              2. Collect all Custom Properties
              3. Spell Checker
              4. Feature Tree sort
                • Re: To use or not to use a macro
                  Christian Chu

                  Thanks, John

                  I also have some macros for 2D dwg. We sent out the dwg to vendors so I just want to make sure our drawings the same format

                  one of the macros is  "SaveAsPDF"

                  Why I want to create a macro SaveAsPDF while this feature is already built in SW

                  We are using workgroup PDM so the file name is unique and the rev. is controlled by PDM - How to send the vendors file name with diff. versions? what we do here is to add a letter of revision to the end of the file name for each release and that is the reason why we need a macro for SaveAsPDF with a letter of revision (retrieving from Vault) adding to the end of the file name and saved to a specific folder instead of working folder


                  My point is: without  this reason, I'd prefer to use SW build in feature "SaveAsPDF" instead of writing a macro "SaveAsPDF"

                • Re: To use or not to use a macro
                  Arthur McRae

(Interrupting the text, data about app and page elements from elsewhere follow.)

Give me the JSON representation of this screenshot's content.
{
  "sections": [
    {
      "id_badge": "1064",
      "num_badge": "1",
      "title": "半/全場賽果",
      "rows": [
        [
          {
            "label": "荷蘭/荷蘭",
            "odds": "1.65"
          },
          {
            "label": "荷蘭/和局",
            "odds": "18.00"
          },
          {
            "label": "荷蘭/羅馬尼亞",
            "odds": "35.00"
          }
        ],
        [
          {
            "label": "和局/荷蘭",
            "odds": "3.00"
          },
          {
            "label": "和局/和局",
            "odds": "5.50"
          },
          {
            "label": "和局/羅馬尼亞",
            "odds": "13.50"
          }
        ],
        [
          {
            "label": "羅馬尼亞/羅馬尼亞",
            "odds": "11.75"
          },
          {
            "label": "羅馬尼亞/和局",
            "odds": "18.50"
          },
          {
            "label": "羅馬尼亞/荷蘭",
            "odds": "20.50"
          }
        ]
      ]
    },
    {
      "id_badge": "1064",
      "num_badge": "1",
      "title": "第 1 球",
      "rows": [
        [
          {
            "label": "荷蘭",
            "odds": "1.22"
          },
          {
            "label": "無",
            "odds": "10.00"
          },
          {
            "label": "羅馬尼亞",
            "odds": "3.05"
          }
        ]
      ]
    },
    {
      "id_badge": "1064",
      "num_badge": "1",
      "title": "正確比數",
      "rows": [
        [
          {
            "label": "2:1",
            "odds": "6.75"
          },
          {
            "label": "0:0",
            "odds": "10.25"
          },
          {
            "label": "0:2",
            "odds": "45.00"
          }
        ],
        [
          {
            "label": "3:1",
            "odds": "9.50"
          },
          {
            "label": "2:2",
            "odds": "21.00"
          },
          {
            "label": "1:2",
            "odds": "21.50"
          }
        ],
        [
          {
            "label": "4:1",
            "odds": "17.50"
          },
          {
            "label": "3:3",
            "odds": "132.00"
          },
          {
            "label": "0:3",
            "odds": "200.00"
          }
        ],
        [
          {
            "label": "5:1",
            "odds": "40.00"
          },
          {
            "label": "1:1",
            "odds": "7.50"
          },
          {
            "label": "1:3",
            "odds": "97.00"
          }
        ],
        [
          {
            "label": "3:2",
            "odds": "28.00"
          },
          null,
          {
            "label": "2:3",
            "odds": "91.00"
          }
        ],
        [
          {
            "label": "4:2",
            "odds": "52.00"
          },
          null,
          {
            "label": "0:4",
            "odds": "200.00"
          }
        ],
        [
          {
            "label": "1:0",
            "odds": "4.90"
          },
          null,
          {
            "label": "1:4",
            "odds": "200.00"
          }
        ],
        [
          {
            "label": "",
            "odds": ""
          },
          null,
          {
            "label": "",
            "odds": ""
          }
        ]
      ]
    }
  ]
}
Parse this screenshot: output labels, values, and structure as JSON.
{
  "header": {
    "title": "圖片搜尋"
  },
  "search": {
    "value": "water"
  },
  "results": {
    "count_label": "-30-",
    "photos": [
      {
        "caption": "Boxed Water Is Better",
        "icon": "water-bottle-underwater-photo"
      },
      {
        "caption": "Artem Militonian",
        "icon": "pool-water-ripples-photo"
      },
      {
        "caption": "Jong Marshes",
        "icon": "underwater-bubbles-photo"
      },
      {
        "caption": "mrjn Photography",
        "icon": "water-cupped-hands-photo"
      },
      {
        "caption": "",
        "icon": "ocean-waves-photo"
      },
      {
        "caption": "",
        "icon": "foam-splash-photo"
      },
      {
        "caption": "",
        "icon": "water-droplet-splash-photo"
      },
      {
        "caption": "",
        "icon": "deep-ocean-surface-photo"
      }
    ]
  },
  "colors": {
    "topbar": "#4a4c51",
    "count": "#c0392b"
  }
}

                  We got around that by having our Macro Library on our network and having standardized Solidworks settings across the company.